Knowing full well about him and Tim, his “best friend” for two years, I was quick to clarify.  “But Cullen, here’s the thing, and the beautiful thing about our faith.  Forgiveness is the biggest and quite unique component of Christianity.  We believe that God sent His son to walk among us to show us how to love, and the lesson he most often taught in words and action, is that of forgiveness.  We’re ALL sinners, and we all make mistakes.  Every Day!  I do!  In fact, I screw up more than anyone I know.  But God does know how hard I try, and how sorry I am when I fall, and how I really do love Him and other people the best that I can.  In walking with us, Jesus was like us in all things but sin.  He was tempted, He hungered, He felt loneliness, He grieved and wept, and He felt pain.  He really felt all of our emotions, because although He was fully God, He was fully human also.  Now here’s something that requires “faith.”  Faith is required not when something can’t be proven, but when it also can’t be disproven.  It’s a true mystery, the ‘mystery of faith’ that He was God AND man both at the same time.

“Yeah dad, I know all that, but you never answered my question.  Does the Church say I’m going to Hell?”

Cullen didn’t know the times I had literally wept over this very question – alone, in prayer, and in conference with priests at several of my annual Jesuit Retreats in St. Louis.  How could the loving God that I know, sentence my son to life with such a burden?  To create such a yoke of burden to bear all his life.  How could a loving God be so unfair?  To create a person who must choose between the love, affection, companionship and intimacy that we all long for or eternal salvation?  Seriously? That just feels so unfair, even cruel!  My Jesuit confessors were very sympathetic, it wasn’t the first time they had heard this lament.  One even cried with me.  “Remember, He is God, and we are not.  And He IS the loving, forgiving, compassionate Jesus that you know.  Love your son as He loves us.  Let your son walk with God, and he will find salvation.”  But we do suffer with our children.

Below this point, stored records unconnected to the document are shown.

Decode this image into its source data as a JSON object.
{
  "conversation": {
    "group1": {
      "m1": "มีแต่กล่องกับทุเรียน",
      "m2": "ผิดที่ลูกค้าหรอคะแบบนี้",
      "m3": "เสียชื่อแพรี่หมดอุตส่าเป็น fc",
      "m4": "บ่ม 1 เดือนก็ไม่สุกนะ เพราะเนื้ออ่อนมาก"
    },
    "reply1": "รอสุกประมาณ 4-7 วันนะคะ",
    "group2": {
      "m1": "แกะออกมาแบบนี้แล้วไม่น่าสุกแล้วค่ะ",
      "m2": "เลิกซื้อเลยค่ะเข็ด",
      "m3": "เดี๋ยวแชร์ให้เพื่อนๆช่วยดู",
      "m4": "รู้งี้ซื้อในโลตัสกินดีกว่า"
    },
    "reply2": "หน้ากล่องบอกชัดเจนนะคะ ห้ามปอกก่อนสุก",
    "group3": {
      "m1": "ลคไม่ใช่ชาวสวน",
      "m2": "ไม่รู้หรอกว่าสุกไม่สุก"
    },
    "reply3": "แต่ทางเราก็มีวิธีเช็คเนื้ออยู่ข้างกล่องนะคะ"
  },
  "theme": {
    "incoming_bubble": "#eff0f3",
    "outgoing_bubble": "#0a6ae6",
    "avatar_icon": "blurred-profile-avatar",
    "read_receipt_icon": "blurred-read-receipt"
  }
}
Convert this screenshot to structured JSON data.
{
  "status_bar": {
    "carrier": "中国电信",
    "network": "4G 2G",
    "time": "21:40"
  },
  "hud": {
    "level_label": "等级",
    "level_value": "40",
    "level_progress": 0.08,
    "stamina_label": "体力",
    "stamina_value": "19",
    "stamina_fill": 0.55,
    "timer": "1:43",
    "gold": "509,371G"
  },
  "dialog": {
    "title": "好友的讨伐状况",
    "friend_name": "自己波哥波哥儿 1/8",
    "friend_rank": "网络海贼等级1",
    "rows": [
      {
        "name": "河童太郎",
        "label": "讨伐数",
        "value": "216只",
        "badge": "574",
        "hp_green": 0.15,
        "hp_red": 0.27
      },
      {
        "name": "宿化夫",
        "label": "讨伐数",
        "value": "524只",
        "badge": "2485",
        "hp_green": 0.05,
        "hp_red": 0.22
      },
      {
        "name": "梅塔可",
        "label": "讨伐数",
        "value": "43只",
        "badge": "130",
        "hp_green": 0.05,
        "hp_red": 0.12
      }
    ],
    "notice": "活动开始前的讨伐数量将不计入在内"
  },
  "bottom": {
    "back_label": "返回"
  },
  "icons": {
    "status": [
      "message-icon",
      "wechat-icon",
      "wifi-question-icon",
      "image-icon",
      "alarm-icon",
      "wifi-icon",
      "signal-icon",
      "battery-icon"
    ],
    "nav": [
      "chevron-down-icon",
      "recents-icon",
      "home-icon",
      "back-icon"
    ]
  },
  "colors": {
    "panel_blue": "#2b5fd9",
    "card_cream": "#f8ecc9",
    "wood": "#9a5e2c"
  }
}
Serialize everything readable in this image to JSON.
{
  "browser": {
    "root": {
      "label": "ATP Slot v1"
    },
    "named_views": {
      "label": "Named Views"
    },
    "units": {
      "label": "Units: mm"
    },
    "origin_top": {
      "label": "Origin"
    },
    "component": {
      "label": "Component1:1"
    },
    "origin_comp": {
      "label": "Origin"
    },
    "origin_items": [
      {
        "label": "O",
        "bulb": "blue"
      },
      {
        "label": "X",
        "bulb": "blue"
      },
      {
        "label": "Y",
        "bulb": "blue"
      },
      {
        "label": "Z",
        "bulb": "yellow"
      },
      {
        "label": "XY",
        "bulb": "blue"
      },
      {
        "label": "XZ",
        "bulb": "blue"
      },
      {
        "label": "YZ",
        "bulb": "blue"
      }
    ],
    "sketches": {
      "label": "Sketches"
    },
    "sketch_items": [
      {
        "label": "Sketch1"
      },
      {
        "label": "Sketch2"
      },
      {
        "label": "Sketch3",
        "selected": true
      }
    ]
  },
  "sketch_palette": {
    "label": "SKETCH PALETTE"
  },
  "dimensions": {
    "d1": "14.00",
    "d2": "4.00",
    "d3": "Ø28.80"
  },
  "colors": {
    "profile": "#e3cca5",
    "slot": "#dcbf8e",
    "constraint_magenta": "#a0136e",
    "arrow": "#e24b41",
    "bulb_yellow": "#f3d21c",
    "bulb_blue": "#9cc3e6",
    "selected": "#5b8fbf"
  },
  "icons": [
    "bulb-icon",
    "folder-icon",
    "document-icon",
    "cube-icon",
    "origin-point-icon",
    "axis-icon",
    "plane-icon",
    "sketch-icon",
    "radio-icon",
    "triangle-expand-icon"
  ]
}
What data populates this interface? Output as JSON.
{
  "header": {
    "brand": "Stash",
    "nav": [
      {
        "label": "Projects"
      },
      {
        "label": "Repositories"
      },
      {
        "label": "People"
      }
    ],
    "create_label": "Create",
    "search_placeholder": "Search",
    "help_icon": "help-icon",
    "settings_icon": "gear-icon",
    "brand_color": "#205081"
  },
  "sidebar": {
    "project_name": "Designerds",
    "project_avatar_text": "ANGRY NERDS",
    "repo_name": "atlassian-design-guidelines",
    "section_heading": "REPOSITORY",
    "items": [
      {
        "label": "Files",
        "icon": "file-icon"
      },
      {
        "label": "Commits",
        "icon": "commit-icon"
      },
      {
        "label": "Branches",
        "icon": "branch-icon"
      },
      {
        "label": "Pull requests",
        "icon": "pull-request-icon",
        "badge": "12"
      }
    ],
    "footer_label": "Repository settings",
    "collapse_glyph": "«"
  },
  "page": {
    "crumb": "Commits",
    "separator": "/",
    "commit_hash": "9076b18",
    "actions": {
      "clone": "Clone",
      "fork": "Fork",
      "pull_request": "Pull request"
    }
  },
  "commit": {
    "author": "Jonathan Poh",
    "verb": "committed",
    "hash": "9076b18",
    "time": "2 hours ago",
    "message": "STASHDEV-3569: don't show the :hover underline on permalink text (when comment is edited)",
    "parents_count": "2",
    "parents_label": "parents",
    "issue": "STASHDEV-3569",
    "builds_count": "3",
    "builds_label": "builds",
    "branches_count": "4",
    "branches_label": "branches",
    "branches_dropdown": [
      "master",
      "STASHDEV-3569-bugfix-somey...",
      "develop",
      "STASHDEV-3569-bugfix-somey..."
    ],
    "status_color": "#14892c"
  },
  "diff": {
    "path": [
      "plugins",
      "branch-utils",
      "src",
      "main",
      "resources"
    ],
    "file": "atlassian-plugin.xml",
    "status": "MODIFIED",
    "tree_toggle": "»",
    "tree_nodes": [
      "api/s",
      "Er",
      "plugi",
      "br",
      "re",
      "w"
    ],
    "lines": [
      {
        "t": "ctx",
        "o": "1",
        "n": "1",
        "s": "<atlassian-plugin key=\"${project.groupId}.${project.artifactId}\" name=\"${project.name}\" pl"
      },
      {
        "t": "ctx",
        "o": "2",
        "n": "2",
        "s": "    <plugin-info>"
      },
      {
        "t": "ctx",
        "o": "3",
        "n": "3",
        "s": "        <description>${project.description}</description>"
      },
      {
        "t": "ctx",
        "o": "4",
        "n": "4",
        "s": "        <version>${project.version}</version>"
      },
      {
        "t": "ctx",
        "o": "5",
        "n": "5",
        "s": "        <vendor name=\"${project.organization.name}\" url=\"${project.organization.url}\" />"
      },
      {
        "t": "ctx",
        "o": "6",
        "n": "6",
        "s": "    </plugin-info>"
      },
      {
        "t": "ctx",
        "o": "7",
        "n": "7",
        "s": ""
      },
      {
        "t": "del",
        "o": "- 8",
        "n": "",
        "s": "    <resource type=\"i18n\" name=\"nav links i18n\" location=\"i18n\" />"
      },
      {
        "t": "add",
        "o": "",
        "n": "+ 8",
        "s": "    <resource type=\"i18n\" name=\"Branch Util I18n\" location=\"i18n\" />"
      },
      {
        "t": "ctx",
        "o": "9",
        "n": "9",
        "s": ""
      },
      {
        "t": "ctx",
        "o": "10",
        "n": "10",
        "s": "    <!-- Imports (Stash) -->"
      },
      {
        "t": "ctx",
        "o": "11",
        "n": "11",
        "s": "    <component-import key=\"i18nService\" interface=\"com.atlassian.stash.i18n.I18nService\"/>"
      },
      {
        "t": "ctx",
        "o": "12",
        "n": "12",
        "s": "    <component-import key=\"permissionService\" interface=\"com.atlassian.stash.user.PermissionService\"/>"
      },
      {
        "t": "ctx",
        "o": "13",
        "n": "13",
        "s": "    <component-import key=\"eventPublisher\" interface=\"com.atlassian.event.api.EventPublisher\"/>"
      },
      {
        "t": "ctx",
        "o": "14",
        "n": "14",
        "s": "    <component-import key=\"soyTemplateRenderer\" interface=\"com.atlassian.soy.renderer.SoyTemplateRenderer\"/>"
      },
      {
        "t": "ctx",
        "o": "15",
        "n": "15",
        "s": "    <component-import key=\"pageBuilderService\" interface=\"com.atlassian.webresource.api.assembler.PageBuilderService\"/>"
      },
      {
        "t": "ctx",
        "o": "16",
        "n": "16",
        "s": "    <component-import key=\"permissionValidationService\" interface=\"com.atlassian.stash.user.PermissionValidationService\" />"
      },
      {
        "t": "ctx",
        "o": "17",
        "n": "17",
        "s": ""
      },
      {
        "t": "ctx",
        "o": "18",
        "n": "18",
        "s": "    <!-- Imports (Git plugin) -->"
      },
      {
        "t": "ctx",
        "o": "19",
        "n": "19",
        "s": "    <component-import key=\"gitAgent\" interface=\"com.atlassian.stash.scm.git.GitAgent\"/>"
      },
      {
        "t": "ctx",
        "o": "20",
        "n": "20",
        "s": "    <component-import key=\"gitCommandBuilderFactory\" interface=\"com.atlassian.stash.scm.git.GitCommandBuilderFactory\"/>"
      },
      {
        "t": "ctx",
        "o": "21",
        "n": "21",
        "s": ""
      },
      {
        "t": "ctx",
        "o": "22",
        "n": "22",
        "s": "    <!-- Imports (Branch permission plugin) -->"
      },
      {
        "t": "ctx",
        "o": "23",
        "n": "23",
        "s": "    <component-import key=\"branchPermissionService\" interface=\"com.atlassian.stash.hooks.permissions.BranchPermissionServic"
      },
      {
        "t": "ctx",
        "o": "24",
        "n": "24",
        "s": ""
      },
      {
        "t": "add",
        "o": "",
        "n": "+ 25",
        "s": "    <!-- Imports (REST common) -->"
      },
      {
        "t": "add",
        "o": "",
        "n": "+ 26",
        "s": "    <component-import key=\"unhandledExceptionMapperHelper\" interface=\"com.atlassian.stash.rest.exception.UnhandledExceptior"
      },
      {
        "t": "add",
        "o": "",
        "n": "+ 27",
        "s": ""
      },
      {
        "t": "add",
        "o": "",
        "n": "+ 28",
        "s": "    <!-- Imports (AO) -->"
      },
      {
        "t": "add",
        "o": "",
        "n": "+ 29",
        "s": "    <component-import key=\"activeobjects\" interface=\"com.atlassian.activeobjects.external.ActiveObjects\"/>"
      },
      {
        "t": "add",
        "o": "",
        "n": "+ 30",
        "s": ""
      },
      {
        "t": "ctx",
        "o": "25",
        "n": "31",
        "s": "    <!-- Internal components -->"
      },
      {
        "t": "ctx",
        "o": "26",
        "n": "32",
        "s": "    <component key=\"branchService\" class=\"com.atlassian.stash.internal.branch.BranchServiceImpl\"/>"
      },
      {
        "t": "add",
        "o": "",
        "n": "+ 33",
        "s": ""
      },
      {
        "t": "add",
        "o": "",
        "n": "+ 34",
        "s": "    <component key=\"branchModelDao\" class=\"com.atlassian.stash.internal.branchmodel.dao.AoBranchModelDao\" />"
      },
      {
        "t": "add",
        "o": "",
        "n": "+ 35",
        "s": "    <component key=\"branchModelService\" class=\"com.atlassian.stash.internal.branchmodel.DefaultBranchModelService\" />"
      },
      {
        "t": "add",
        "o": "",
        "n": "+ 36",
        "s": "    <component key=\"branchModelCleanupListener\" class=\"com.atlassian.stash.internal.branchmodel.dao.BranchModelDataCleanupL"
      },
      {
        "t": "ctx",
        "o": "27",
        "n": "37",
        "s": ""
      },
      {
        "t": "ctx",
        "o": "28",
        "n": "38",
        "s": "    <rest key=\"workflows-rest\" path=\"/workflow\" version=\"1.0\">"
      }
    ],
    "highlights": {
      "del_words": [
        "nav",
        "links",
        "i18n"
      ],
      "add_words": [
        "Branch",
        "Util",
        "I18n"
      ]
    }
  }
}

I’m sure Cullen knew I was fumbling for his answer, but he knew I was always honest with him, and that I did my best to lead him.  “The Church’s official position is that your SSA is the cross you must bear, and that you are called to celibacy.  I realize it doesn’t feel fair, and frankly, I don’t know what I would do if I were in your shoes.  One thing is for certain however.  My strongest advice is to pray, talk to God, pray for guidance for the truth.  Your relationship with our God is just that – YOUR relationship with a God so loving that He suffered and died on the cross for YOU.  Kneel down in adoration at the cross, and see the definition of perfect love.  Close your eyes and talk to Christ on the cross.  Pray and contemplate like Ignatious suggests.  Listen in the silence for His love poured out for you.  That’s all I know.  And always pray for strength to do what you know he is telling you.  Just know that He will pick you up, time after time, when you fall down.  Remember that God loves us, but He doesn’t just love us, He IS love itself.  That’s why His is unconditional, unfaltering love.

I felt like I dodged the bullet, the hardest question of all time for someone like him when he then asked, “Dad, that’s the other thing, what’s the point of the whole crucifixion thing?  I get the whole cultural thing back then, about offering sacrifice and all that, but – really?  He was God.  Couldn’t he just snap his fingers and forgive our sins?”

In retrospect this was really the question of existence, His and ours!  But at the time, compared to the previous question, it felt like an easy one.

“Of course He could.  But we wouldn’t see His love.  He showed us He knows all our emotions: loneliness, isolation, and betrayal.  He showed us He knows pain and physical suffering.  That’s why He has the utmost empathy and compassion.  He actually walked in our shoes, because He was one of us.”

That’s the gist of what I remember about our conversation that night in the kitchen.  We both had lots to think about.